Reality:  When the risk that non-profits assume involves becoming a cog in a program rather than a contributor to community well-being; when services are underfunded; and when contract or grants operate on a year-to-year basis, the risk assessment by the non-profit is very high indeed. 

Myth #2: Non-profits just need money.

Reality:  Non-profits may talk about needing money, but what they really need is a) a meaningful and productive funder-fundee relationship; b) a relationship that is consistent, reliable and based on shared outcomes; and c) funding that provides a living wage for all.

Myth #3 Non-profits are disorganized.

Reality:  Non-profits are as diverse as small businesses and while herding cats may be an apt analogy, groups like the Calgary Chamber of Voluntary Organizations (CCVO) and the emergent Saskatchewan Network of Non-profit Organizations (SNNO) are making strides to present a more collective voice for their respective non-profit sectors. Meanwhile, there are umbrella organizations in abundance that represent the collective voice of program specific priorities, whether sport or social services.   

Elson, Peter R. (2011). High Ideals and Noble Intentions: Voluntary Sector-Government Relations in Canada. Toronto: University of Toronto Press.

Elson, Peter R. (2014). Third Wave, This Third wave, third sector: A comparative provincial analysis of the governance of third sector relations, Canadian Public Administration Vol 57 (4), pp 527-547.

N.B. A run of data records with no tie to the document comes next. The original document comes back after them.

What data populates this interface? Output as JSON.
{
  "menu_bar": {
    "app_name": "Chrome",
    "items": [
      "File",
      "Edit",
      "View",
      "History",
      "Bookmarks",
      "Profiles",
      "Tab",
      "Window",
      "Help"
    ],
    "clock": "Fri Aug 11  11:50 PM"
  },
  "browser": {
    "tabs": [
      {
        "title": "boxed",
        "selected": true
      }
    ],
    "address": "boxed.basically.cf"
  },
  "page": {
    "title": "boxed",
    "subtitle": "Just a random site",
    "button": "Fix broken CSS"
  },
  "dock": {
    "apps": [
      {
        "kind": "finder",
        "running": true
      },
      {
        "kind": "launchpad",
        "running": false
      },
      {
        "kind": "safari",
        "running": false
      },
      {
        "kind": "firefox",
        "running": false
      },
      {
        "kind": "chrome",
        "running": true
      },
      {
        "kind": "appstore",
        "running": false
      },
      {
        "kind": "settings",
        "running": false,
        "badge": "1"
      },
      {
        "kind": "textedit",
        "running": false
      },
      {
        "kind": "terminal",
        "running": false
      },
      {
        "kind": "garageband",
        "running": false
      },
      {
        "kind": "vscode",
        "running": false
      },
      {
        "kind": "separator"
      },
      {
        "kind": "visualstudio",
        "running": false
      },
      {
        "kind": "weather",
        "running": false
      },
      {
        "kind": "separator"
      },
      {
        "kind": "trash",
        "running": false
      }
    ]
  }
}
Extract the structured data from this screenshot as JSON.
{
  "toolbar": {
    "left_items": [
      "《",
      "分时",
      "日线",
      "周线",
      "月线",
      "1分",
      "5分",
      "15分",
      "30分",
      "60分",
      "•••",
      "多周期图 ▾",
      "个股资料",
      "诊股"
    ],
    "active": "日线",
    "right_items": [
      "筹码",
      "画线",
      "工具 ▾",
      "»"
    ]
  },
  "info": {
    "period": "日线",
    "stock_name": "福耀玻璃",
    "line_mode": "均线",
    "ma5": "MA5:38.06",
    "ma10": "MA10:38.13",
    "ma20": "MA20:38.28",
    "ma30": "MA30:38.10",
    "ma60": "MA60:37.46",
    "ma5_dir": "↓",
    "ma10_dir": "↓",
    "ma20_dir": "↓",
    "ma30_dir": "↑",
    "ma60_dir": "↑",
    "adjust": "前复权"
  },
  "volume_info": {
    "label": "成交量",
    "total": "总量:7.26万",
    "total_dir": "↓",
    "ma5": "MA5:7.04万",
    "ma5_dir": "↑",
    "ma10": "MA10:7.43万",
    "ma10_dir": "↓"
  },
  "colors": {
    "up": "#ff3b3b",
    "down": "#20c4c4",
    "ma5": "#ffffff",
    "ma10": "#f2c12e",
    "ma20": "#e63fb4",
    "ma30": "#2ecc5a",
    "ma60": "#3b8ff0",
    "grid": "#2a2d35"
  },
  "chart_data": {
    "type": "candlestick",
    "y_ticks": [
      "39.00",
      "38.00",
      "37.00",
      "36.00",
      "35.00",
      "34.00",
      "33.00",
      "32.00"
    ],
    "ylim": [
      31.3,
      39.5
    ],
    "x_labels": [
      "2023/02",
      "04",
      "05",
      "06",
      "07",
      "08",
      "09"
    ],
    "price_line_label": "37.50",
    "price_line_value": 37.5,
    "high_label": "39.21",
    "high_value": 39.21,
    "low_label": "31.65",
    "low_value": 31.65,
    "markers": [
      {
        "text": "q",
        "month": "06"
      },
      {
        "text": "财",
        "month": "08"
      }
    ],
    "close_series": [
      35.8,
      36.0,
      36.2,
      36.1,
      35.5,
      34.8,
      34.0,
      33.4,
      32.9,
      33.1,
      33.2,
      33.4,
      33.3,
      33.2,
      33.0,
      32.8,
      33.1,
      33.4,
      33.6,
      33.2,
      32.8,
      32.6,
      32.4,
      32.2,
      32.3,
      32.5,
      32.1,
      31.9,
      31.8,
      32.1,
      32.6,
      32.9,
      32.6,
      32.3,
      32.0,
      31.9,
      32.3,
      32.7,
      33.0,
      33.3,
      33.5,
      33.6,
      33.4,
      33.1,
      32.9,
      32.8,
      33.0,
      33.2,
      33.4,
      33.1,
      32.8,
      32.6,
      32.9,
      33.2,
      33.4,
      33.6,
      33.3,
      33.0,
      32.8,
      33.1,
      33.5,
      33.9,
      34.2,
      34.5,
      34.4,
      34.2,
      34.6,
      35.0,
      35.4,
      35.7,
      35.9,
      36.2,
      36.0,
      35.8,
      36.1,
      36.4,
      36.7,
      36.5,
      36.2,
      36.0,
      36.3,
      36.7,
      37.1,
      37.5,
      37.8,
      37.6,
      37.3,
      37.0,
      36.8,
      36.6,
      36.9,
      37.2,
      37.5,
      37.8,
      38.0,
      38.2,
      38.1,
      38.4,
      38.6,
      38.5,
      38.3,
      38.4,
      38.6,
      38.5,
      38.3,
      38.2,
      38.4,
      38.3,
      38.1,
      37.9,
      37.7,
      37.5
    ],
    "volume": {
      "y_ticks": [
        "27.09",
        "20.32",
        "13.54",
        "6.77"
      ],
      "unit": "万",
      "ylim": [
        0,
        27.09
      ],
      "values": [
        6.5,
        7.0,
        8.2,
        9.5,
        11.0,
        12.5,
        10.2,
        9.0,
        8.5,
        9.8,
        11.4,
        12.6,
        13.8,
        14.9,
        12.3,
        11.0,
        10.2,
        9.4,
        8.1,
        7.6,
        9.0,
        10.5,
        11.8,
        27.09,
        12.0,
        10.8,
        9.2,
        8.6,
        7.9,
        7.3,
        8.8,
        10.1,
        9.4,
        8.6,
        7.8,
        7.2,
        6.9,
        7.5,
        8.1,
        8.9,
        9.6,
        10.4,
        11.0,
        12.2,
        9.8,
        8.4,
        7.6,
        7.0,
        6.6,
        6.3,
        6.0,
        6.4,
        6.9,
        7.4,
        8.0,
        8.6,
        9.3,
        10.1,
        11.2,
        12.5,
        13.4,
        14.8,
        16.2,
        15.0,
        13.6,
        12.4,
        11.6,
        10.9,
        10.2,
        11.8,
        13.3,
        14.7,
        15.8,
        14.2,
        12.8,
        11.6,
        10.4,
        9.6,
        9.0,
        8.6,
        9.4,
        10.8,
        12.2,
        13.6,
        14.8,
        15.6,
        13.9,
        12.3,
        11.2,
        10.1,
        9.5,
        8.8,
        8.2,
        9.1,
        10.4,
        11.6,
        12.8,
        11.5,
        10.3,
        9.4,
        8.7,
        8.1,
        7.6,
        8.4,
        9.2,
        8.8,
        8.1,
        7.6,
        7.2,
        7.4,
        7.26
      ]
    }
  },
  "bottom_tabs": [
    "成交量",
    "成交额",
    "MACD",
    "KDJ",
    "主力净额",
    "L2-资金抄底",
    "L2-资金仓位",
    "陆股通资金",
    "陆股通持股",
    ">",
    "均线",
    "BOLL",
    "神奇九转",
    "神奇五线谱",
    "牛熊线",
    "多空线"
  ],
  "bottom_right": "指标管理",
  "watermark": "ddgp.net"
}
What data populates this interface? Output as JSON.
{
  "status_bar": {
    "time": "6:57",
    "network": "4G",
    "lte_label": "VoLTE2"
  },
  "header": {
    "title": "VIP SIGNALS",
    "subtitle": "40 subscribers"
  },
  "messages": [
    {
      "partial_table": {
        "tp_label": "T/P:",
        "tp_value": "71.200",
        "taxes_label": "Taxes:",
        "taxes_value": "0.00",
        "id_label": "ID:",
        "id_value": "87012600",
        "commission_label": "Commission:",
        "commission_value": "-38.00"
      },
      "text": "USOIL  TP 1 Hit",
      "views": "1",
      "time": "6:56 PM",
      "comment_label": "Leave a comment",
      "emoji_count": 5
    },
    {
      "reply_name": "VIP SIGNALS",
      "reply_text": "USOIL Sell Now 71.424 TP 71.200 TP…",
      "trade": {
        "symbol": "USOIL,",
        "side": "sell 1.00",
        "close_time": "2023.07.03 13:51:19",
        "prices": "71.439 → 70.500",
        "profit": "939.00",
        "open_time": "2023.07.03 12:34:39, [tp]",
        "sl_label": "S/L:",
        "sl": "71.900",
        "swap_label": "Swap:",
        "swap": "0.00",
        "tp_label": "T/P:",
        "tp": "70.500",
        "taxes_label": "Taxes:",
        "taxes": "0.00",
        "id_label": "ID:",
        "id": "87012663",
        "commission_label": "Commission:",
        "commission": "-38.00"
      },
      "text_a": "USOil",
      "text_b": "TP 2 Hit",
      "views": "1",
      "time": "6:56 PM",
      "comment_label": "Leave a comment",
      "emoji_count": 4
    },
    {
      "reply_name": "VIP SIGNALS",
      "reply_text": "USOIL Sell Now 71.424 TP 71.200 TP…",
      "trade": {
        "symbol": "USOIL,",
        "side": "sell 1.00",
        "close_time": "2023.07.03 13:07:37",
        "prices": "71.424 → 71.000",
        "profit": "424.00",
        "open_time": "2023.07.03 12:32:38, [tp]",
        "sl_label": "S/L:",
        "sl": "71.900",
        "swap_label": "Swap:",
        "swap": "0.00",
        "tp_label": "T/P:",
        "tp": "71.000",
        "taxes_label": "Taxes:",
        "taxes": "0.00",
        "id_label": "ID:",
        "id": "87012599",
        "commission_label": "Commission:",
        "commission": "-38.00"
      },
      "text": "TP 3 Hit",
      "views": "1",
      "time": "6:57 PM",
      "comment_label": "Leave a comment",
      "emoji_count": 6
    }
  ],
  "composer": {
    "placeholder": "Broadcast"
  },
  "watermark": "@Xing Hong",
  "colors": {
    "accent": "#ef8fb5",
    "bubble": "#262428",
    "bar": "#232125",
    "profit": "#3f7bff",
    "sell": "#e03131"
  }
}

Peter R. Elson PhD is Adjunct Assistant Professor, School of Public Administration, University of Victoria and Senior Research Fellow, Institute for Community Prosperity, Mount Royal University.
His research focuses on social enterprise, nonprofit-government relations, and Canadian grant making foundations. He is editor of the Journal of Nonprofit and Social Economy Research and editor of a forthcoming IPAC Series in Management and Governance book, Funding Policies and the Nonprofit Sector in Western Canada: Evolving relationships in a changing environment